▶ [Your assignment]:
Please print each of the entries below exactly.

----- Available data -----

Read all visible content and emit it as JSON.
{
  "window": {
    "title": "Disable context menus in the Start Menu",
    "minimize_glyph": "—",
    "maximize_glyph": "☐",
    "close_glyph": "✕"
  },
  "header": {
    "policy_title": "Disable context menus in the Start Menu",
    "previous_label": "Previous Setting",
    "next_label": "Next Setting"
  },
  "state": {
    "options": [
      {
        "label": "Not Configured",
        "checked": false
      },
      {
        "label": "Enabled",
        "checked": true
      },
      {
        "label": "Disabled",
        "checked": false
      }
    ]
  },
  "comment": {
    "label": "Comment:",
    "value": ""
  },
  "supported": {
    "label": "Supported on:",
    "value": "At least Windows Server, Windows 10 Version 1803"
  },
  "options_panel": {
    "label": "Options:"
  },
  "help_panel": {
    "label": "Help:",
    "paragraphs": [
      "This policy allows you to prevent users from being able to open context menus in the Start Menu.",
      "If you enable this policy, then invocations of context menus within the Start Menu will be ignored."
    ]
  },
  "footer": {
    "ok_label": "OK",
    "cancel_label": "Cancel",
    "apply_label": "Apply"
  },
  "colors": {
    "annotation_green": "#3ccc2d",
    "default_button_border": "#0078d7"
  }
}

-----

▶ [Solution for this task]:
Read all visible content and emit it as JSON.
{
  "window": {
    "title": "Disable context menus in the Start Menu",
    "minimize_glyph": "—",
    "maximize_glyph": "☐",
    "close_glyph": "✕"
  },
  "header": {
    "policy_title": "Disable context menus in the Start Menu",
    "previous_label": "Previous Setting",
    "next_label": "Next Setting"
  },
  "state": {
    "options": [
      {
        "label": "Not Configured",
        "checked": false
      },
      {
        "label": "Enabled",
        "checked": true
      },
      {
        "label": "Disabled",
        "checked": false
      }
    ]
  },
  "comment": {
    "label": "Comment:",
    "value": ""
  },
  "supported": {
    "label": "Supported on:",
    "value": "At least Windows Server, Windows 10 Version 1803"
  },
  "options_panel": {
    "label": "Options:"
  },
  "help_panel": {
    "label": "Help:",
    "paragraphs": [
      "This policy allows you to prevent users from being able to open context menus in the Start Menu.",
      "If you enable this policy, then invocations of context menus within the Start Menu will be ignored."
    ]
  },
  "footer": {
    "ok_label": "OK",
    "cancel_label": "Cancel",
    "apply_label": "Apply"
  },
  "colors": {
    "annotation_green": "#3ccc2d",
    "default_button_border": "#0078d7"
  }
}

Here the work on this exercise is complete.